I first met Mr. Firth (may I call him 'Colin?')a few years ago when A&E aired its series "Pride and Prejudice" and I, like millions of women everywhere, gave their hearts to Fitzwilliam Darcy. After that, it was one film after another, each different in its own way, each owing its appeal to the brilliance of the actor. He's been Mark Darcy to Bridget Jones, Jan Vermeer to the girl with the pearl earring and a poet who is faced with the imminent demise of his father. He's wielded a sword to rescue a Roman emperor, played a cad who despoils a schoolgirl and then leaves her carrying his child and charmed a daughter he never knew he had in "What a Girl Wants." I've seen them and now own them, bought one at a time, until I've amassed a reasonably decent Colin Firth film library. What's the attraction?

Those eyes. The face that he downplays as something less than beautiful, something on which characters can be painted. I say nay, nay! I think I know beautiful. And, be honest, Colin... magazines like "Manhattan" don't give pages of gorgeous head shots to people who aren't beautiful. Still, beauty isn't everything. In the case of Colin Firth, talent trumps everything.

His movie, "A Single Man," for which he's received an Oscar nomination, simply proves my point. A 52-year-old English professor teaching in 1960s L.A., Colin's George Falconer is a textbook neurotic who covers his homosexuality (hardly acceptable in that era) with fastidiousness and reserve. He has just lost his lover of 16 years to a car accident and is struggling to get through what just might be his last day on earth. We see his suffering, his loneliness, his despair. In one scene, he and Jim are curled at opposite ends of the sofa reading with one of their fox terriers resting between them. They are good-naturedly arguing about who will get up to change the record and their ease and comfort with one another speaks volumes about their relationship.
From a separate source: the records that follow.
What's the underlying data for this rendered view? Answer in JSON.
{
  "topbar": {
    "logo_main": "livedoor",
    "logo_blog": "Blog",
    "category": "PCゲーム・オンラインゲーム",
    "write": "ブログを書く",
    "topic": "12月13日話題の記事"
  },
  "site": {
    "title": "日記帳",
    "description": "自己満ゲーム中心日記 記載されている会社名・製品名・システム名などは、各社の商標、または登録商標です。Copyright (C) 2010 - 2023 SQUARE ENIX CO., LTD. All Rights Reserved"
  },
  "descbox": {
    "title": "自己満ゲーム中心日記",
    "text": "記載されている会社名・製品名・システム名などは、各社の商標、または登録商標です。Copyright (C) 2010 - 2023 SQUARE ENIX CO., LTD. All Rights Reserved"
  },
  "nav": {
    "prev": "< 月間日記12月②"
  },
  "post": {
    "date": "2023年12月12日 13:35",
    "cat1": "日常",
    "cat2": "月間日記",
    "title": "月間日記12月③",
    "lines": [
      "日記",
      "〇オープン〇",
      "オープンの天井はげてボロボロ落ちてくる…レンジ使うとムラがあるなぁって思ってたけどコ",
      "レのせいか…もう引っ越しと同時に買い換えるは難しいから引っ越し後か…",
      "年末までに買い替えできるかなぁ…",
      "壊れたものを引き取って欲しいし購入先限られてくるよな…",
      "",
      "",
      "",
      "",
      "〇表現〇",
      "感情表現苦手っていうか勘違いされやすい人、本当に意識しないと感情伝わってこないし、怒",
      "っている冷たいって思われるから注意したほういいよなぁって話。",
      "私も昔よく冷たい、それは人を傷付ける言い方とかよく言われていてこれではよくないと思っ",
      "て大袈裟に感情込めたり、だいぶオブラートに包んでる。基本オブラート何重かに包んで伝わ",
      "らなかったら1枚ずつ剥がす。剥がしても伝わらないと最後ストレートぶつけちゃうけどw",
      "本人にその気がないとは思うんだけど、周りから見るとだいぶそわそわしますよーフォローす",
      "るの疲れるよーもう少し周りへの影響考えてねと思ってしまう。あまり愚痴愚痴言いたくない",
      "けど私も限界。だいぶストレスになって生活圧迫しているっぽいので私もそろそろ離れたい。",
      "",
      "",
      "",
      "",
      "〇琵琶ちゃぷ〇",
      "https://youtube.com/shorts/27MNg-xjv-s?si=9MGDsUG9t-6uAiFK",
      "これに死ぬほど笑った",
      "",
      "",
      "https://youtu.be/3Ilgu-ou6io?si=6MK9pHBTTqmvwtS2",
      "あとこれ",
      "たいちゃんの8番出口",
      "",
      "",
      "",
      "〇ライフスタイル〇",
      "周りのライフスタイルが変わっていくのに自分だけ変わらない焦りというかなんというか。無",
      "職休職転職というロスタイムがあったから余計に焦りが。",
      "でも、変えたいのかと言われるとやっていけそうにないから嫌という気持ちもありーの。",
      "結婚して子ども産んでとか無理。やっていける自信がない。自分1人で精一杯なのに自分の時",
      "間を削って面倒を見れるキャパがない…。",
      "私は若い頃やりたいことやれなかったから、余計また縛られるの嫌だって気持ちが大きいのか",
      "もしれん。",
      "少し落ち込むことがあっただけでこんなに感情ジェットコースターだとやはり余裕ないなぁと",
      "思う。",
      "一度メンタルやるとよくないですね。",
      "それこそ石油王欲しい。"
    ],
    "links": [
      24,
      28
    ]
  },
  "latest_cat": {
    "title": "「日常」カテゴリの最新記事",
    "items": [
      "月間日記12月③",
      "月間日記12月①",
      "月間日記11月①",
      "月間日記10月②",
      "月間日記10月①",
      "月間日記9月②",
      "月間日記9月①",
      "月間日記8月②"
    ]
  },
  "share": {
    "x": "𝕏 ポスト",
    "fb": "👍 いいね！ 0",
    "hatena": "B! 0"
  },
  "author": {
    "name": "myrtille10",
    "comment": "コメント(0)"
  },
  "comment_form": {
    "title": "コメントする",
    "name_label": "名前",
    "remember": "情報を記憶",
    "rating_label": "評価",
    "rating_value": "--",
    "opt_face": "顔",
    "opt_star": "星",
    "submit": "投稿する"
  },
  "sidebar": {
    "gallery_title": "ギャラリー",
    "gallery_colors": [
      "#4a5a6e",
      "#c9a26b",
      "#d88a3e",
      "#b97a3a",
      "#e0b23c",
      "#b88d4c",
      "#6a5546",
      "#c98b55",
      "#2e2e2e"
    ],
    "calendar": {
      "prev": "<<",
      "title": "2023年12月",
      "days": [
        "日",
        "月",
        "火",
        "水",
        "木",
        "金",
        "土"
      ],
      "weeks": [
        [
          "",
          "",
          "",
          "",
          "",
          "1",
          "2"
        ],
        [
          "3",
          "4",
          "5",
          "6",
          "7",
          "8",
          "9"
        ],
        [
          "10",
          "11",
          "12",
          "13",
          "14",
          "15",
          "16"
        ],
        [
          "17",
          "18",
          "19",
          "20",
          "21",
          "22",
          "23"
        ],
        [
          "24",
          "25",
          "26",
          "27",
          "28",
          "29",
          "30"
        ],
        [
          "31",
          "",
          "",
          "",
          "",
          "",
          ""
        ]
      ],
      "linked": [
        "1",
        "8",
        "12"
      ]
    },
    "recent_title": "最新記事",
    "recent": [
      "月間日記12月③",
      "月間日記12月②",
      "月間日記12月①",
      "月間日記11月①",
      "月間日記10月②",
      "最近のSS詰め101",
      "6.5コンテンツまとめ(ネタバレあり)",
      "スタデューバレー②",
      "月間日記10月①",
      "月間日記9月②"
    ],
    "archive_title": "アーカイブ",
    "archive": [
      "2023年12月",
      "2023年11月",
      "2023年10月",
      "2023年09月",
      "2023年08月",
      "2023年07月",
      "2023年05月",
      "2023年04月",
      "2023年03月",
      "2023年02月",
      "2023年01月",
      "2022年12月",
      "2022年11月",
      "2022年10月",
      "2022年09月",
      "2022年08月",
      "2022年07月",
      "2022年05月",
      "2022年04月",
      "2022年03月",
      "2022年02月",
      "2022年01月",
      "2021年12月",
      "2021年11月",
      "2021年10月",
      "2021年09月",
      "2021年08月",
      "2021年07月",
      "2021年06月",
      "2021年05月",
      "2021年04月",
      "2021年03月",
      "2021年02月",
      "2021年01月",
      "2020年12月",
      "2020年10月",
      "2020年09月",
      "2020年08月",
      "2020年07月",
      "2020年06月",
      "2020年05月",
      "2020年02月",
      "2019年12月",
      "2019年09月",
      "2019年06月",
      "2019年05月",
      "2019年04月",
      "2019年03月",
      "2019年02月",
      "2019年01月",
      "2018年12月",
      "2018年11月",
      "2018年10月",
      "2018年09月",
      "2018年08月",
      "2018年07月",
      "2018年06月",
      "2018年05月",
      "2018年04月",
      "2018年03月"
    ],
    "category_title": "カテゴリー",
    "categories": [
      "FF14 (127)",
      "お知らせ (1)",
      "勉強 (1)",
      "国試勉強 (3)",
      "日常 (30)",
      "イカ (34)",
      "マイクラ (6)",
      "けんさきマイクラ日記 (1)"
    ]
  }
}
After the death of Jim and one of their dogs, George goes to the bank to empty his safe deposit box and comes upon a fox terrier in a car parked outside. He goes to the window and, ever so gently, nuzzles the dog's head, remarking to the dog's owner that "he smells like buttered toast." That little gesture tells the viewer volumes about the depth of his loss. I was the only one in the theater who was crying out loud. In fact, there were only four of us occupying the auditorium, so difficult has it been to find this lovely film playing anywhere.

This Firth performance is brilliant and moving. It is sad and devastating, even as George begins to see the beauty of things around him and perhaps think of an optimistic future. I've seen the movie twice and am about to make it a trio. I am sad that, nominations aside, Colin was passed over for the Golden Globe and the Screen Actors Guild awards in favor of Jeff Bridges' portrayal of a has-been falling-down-drunk country singer in "Crazy Heart."

Any actor worth his salt can play that. Not many could infuse the face of George Falconer with pure grief and grip the hearts of those who come to care about his character. I'm afraid Hollywood will reward family heritage and run-of-the-mill acting while a superb performance like Colin Firth's will lose out. See the film, if you can find it. It's as beautiful as the man who stars in it.